(Saved data entries)
● ● ● ● ● ● ●

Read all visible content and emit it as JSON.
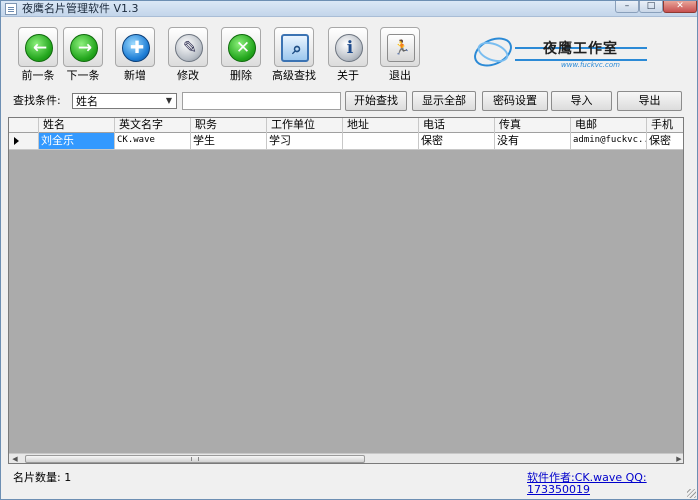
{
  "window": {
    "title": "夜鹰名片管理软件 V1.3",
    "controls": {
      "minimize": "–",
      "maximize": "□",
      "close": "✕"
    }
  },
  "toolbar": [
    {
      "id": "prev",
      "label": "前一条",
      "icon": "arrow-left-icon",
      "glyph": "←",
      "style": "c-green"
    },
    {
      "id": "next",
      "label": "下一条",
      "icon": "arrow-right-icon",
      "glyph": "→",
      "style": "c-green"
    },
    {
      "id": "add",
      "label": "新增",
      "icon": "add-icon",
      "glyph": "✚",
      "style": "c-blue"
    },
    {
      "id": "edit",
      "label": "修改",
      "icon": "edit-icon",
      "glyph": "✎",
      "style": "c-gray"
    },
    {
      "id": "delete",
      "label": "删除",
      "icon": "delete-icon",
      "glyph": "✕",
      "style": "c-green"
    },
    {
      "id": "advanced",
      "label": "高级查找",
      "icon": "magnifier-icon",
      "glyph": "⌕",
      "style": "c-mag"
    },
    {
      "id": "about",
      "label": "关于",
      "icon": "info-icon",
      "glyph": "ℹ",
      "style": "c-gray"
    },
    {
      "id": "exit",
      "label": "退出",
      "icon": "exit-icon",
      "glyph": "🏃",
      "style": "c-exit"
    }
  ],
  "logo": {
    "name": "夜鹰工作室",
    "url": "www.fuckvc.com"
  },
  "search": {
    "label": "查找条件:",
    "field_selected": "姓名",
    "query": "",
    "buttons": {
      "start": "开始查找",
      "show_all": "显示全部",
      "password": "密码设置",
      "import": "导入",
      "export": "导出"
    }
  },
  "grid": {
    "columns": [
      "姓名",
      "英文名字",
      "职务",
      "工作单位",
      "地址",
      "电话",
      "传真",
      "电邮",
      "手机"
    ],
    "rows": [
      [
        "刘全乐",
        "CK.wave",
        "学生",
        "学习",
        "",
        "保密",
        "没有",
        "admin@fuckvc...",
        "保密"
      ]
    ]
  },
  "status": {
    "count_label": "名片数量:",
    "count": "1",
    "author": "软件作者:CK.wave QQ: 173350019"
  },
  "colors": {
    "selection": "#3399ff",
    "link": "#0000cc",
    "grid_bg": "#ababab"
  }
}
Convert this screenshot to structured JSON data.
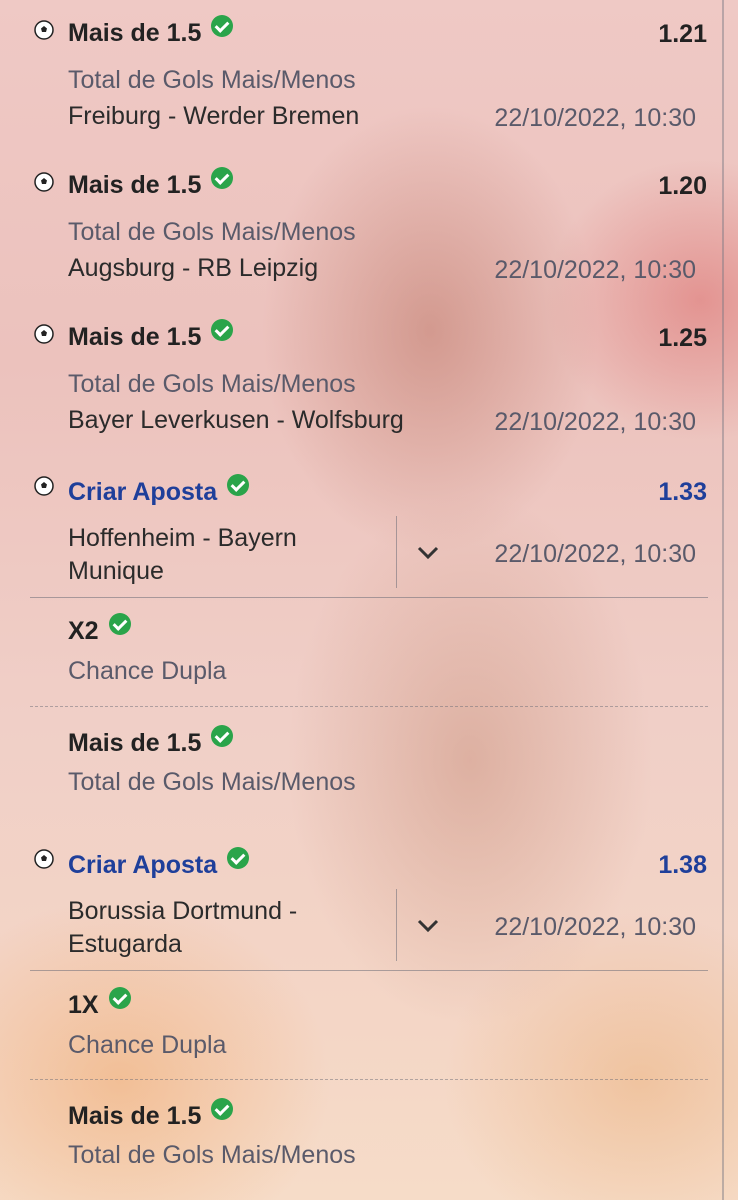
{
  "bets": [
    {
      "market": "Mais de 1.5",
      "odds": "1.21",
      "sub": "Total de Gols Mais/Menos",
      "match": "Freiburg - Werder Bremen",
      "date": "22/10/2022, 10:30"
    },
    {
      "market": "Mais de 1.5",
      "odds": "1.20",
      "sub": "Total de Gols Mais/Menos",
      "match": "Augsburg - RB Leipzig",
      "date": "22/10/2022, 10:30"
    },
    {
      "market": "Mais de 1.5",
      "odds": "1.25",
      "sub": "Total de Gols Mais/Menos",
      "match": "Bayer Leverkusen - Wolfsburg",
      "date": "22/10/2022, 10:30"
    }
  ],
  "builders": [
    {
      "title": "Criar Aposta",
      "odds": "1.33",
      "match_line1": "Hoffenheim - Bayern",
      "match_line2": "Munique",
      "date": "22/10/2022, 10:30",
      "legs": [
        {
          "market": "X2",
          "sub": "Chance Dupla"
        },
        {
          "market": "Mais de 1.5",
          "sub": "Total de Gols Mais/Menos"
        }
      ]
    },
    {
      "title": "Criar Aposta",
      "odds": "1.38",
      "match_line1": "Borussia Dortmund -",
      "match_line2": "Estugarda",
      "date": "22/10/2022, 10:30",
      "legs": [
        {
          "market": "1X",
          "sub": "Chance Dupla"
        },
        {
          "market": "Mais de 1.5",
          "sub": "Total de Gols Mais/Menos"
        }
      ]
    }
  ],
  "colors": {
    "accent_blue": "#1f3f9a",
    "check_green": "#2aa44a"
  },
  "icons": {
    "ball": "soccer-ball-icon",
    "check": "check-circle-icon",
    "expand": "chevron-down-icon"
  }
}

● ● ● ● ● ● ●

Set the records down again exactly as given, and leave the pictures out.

WRITTEN ANSWER |
Read all visible content and emit it as JSON.
{
  "window": {
    "title": "夜鹰名片管理软件 V1.3",
    "controls": {
      "minimize": "–",
      "maximize": "□",
      "close": "✕"
    }
  },
  "toolbar": [
    {
      "id": "prev",
      "label": "前一条",
      "icon": "arrow-left-icon",
      "glyph": "←",
      "style": "c-green"
    },
    {
      "id": "next",
      "label": "下一条",
      "icon": "arrow-right-icon",
      "glyph": "→",
      "style": "c-green"
    },
    {
      "id": "add",
      "label": "新增",
      "icon": "add-icon",
      "glyph": "✚",
      "style": "c-blue"
    },
    {
      "id": "edit",
      "label": "修改",
      "icon": "edit-icon",
      "glyph": "✎",
      "style": "c-gray"
    },
    {
      "id": "delete",
      "label": "删除",
      "icon": "delete-icon",
      "glyph": "✕",
      "style": "c-green"
    },
    {
      "id": "advanced",
      "label": "高级查找",
      "icon": "magnifier-icon",
      "glyph": "⌕",
      "style": "c-mag"
    },
    {
      "id": "about",
      "label": "关于",
      "icon": "info-icon",
      "glyph": "ℹ",
      "style": "c-gray"
    },
    {
      "id": "exit",
      "label": "退出",
      "icon": "exit-icon",
      "glyph": "🏃",
      "style": "c-exit"
    }
  ],
  "logo": {
    "name": "夜鹰工作室",
    "url": "www.fuckvc.com"
  },
  "search": {
    "label": "查找条件:",
    "field_selected": "姓名",
    "query": "",
    "buttons": {
      "start": "开始查找",
      "show_all": "显示全部",
      "password": "密码设置",
      "import": "导入",
      "export": "导出"
    }
  },
  "grid": {
    "columns": [
      "姓名",
      "英文名字",
      "职务",
      "工作单位",
      "地址",
      "电话",
      "传真",
      "电邮",
      "手机"
    ],
    "rows": [
      [
        "刘全乐",
        "CK.wave",
        "学生",
        "学习",
        "",
        "保密",
        "没有",
        "admin@fuckvc...",
        "保密"
      ]
    ]
  },
  "status": {
    "count_label": "名片数量:",
    "count": "1",
    "author": "软件作者:CK.wave QQ: 173350019"
  },
  "colors": {
    "selection": "#3399ff",
    "link": "#0000cc",
    "grid_bg": "#ababab"
  }
}
Convert this screenshot to structured JSON data.
{
  "bets": [
    {
      "market": "Mais de 1.5",
      "odds": "1.21",
      "sub": "Total de Gols Mais/Menos",
      "match": "Freiburg - Werder Bremen",
      "date": "22/10/2022, 10:30"
    },
    {
      "market": "Mais de 1.5",
      "odds": "1.20",
      "sub": "Total de Gols Mais/Menos",
      "match": "Augsburg - RB Leipzig",
      "date": "22/10/2022, 10:30"
    },
    {
      "market": "Mais de 1.5",
      "odds": "1.25",
      "sub": "Total de Gols Mais/Menos",
      "match": "Bayer Leverkusen - Wolfsburg",
      "date": "22/10/2022, 10:30"
    }
  ],
  "builders": [
    {
      "title": "Criar Aposta",
      "odds": "1.33",
      "match_line1": "Hoffenheim - Bayern",
      "match_line2": "Munique",
      "date": "22/10/2022, 10:30",
      "legs": [
        {
          "market": "X2",
          "sub": "Chance Dupla"
        },
        {
          "market": "Mais de 1.5",
          "sub": "Total de Gols Mais/Menos"
        }
      ]
    },
    {
      "title": "Criar Aposta",
      "odds": "1.38",
      "match_line1": "Borussia Dortmund -",
      "match_line2": "Estugarda",
      "date": "22/10/2022, 10:30",
      "legs": [
        {
          "market": "1X",
          "sub": "Chance Dupla"
        },
        {
          "market": "Mais de 1.5",
          "sub": "Total de Gols Mais/Menos"
        }
      ]
    }
  ],
  "colors": {
    "accent_blue": "#1f3f9a",
    "check_green": "#2aa44a"
  },
  "icons": {
    "ball": "soccer-ball-icon",
    "check": "check-circle-icon",
    "expand": "chevron-down-icon"
  }
}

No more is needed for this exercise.